Sunday, October 21, 2007

Libba Bray Rocks!

Hey all!

Thanks again for all the congrats -- while this has been the longest week of my life, it's also been the most amazing and I'm so happy I got to share it with y'all!

One of the things that excited me so much when I heard that the pre-empt was from Delacorte is that Delacorte published Libba Bray's A Great and Terrible Beauty trilogy. Every time I peruse the YA section, I can't help but stare at A Great and Terrible Beauty -- it has an amazing cover. And when it finally reached the top of my TBR pile, it blew me away. The writing is exquisite, and the story is just fascinating. I love how Libba was able to capture these four girls' lives right on the cusp.

I don't want to spoil anything and there are so many different themes and plots interwoven, but one aspect of the book is that these four girls all are beginning to face what it truly means to be an adult woman in their time (late 20th Century). I'm sure they've always known abstractly about their place in society; they are, after all, at Spence so they can be polished into proper, marriageable ladies. But for the first time they're really realizing what it means to them personally -- to their dreams.

Libba captures this moment so brilliantly that it made me ache. Not only for them, for everyone who comes to these realizations in life. And it's a moment that we all share over and over again as we grow up which is why I think this book works so well for readers of any age (and why I can't wait for my mother and sisters to read it).

I'd just finished reading A Great and Terrible Beauty and Rebel Angels has just arrived in the mail when I heard about Delacorte's pre-empt and so I was like "Holy cow -- I might be published by the same house as Libba!!"

And THEN to top it all off, I peruse over to Libba's blog and realize that she's in in my city this weekend! So naturally JP and I drop everything and go listen to her participate on a panel of children's and YA authors (which was very interesting and Libba had the crowd roaring with laughter). As the crowd shuffled into the auditorium where the event was held, JP and I spent a lot of time trying to figure out how old the kids were and who would be my target reader (some of the authors were for much younger kids so the crowd ran the whole gamut). I think JP and I stuck out like a sore thumb because we were the only "adults" there without kids.

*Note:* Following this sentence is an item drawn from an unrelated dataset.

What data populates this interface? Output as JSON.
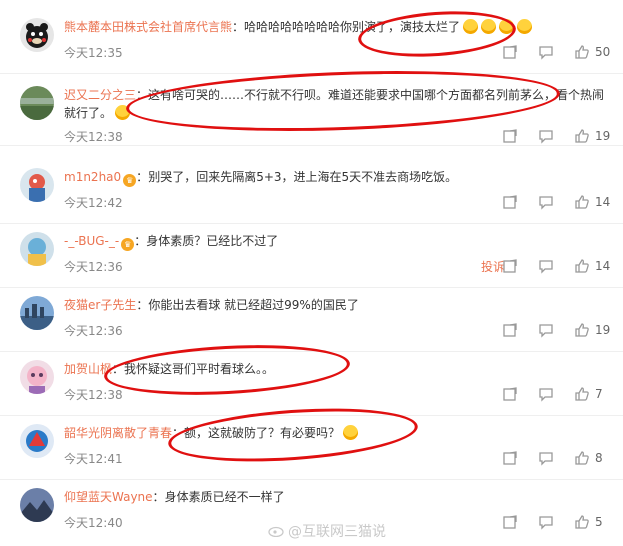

Anyways, while we were standing in line after the talk to get our books signed, these two girls in front of us were talking about Libba and trying to figure out what they wanted her to write in their copies of her books. We'd already struck up a conversation when I lent them a pen, and so I asked them what other kinds of books and authors they read, trying to do a bit of market research. These girls so rocked -- their faces lighting up when they talked about Twilight and reading. If every reader of mine (!!) could be like them I'd be a lucky author.

Libba was amazing in person -- so personal with each fan! I definitely can learn a lot from her (well, in a few years when I have readers that is...).

So I was getting totally nervous to meet her and then it was my turn. I told her I'd just signed with Delacorte and she was so excited that she jumped up to give me a hug! She'd already heard the premise of The Forest of Hands and Teeth from my awesome friend Diana, and she was just so energetic and excited that I was beaming (and she was quite clear on which side of the zombie/unicorn debate she falls). It was such a wonderful moment for me -- a moment in time when it all felt so real.

The moral of the story is: Libba Bray just totally rocks as an author and as a person and I was thrilled to be able to meet her in person.


Jessica Burkhart said...

I'm soo jealous, Carrie! :) I love, love Libba's book and lucky you for meeting her. That's so cool!

Diana Peterfreund said...

Nineteenth century? ::evil grin::

You people are losers. Unicorns are totally badass.

Patrick Alan said...

Is there really a difference between the 19th and 20th century? I mean, what's a hundred years among friends.

Patrick Alan said...

Unicorns make me think of that Tom Cruise movie...

Diana Peterfreund said...

they won't for long...

Carrie Ryan said...

Gah-- I almost even put the actual date of 1895 and still messed up. I tell you -- I made the same mistake on a test in 8th grade and it kills me to this day! Yes, it takes place in 1895, the 19th Century :)

Jessica - it was totaly happenstance that I just lucked onto her blog two days before the event. I would have been so upset had I read her blog today and realized I'd just missed it!

Zombies rule, Unicorns drool!

Anonymous said...

The funny thing is, I read "20th Century" and thought "oh, the late 1800's". Gah is right! Must run in the family.

I ordered it today for arrival Wednesday. Can't wait to read it!

Carrie Ryan said...

Odd, Chris, because I thought I'd left it with you. Hmmm... wonder where it is? Mom must have it.